With all that in mind, I opted for the most commonly used route, the Yoshida Trail. We stayed near the bus station in Tokyo, allowing for a direct commute to the Fifth Station.

The climb was as barren as it was dull. The bloudery climb between Stations 6 and 7 was green, lush, and beautiful, albeit treacherous for Dad. The huts were adorable, perched almost precariously on the rocks. The huts were largely a single common space with a couple of rooms used by the people working there during the peak season. Somewhere near the entrance or in the middle of the common room would be a fire pit where they kept the irons for stamping our sticks. The climb to the top, though, was otherwise rocky and bare, with nothing to keep us visually stimulated. Fuji is beautiful to look at from afar, but not the least bit up close.

Oh yea, I definitely collected my stamps. 200 yen, each costs me. Some huts offered more than one at a discount. I asked for ALL of them. No way I’m climbing Mount Fuji without collecting my stamps on the walking stick. The stick itself is nothing special, a long piece of pine wood cut as an octagon when looking down at it. It certainly doesn’t really function as a good walking stick, just a really long souvenir.

Dad’s challenge ended up being something completely different. Dad struggled majestically with altitude sickness. We slowed to a crawl, literally. Stopping every ten to twenty minutes for Dad to catch his breath. I found myself watching him closely for blue lips. And debating ever since stop whether or not to turn back.

Somehow, despite our own lack of expectations, we both made it to the top and back down. We missed the sunrise. Well, we would have since we were late. But seeing that there was no sun that morning, we didn’t miss it. The view of the surrounding lakes, though, was beautiful, more so than the mountain we were actually standing on.

From mountaintops…

I celebrated my 30th birthday in grand style.. by rewarding myself with a ten-day vacation in a whole other continent with a girlfriend. And reminded myself that I’m still young, healthy, strong, and loving life by climbing up Egypt’s highest peak, Mount Katherine.

And, boy, was I hurting up there! By the last bit of the ascent, I could barely keep up with my 61 year-old guide who probably weighed 95 pounds soaking wet and whose soles were about to fall off his ancient shoes.

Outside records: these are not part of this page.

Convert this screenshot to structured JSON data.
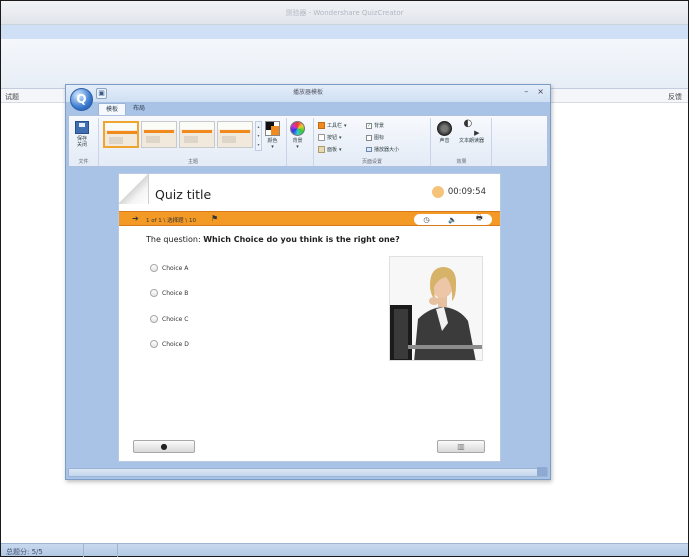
{
  "app": {
    "title": "测验器 - Wondershare QuizCreator",
    "left_panel_label": "试题",
    "right_panel_label": "反馈",
    "status_text": "总题分: 5/5"
  },
  "dialog": {
    "title": "播放器模板",
    "tabs": [
      {
        "label": "模板",
        "active": true
      },
      {
        "label": "布局",
        "active": false
      }
    ],
    "controls": {
      "minimize": "–",
      "close": "×"
    },
    "ribbon": {
      "save_group": {
        "button_label": "保存\n关闭",
        "caption": "文件"
      },
      "theme_group": {
        "caption": "主题",
        "thumbnails": 4,
        "selected_index": 0
      },
      "color_button": "颜色",
      "bg_button": "背景",
      "page_group": {
        "caption": "页面设置",
        "options": [
          {
            "label": "工具栏",
            "swatch": "#f08a1c"
          },
          {
            "label": "按钮",
            "swatch": "#ffffff"
          },
          {
            "label": "面板",
            "swatch": "#e9d9b3"
          }
        ],
        "checks": [
          {
            "label": "背景",
            "checked": true
          },
          {
            "label": "图标",
            "checked": false
          },
          {
            "label": "播放器大小",
            "checked": false
          }
        ]
      },
      "effect_group": {
        "caption": "效果",
        "sound_label": "声音",
        "tts_label": "文本朗读器"
      }
    }
  },
  "quiz": {
    "title": "Quiz title",
    "timer": "00:09:54",
    "progress": "1 of 1 \\ 选择题 \\ 10",
    "question_prefix": "The question:",
    "question_text": "Which Choice do you think is the right one?",
    "choices": [
      "Choice A",
      "Choice B",
      "Choice C",
      "Choice D"
    ],
    "tools": [
      "◷",
      "🔈",
      "🖶"
    ],
    "nav_next_glyph": "➔",
    "left_button_glyph": "●",
    "right_button_glyph": "▥",
    "orange_color": "#f39a26"
  }
}
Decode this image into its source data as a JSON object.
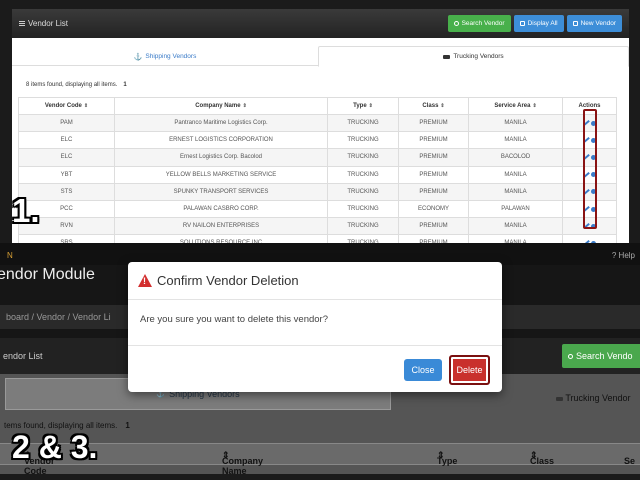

The view was absolutely gorgeous. No green, but the variation of stone, terrain colors, lava rock, made it all awesome when looking from the top. This self-pic is just beyond cool. I didn’t expect to capture so much detail.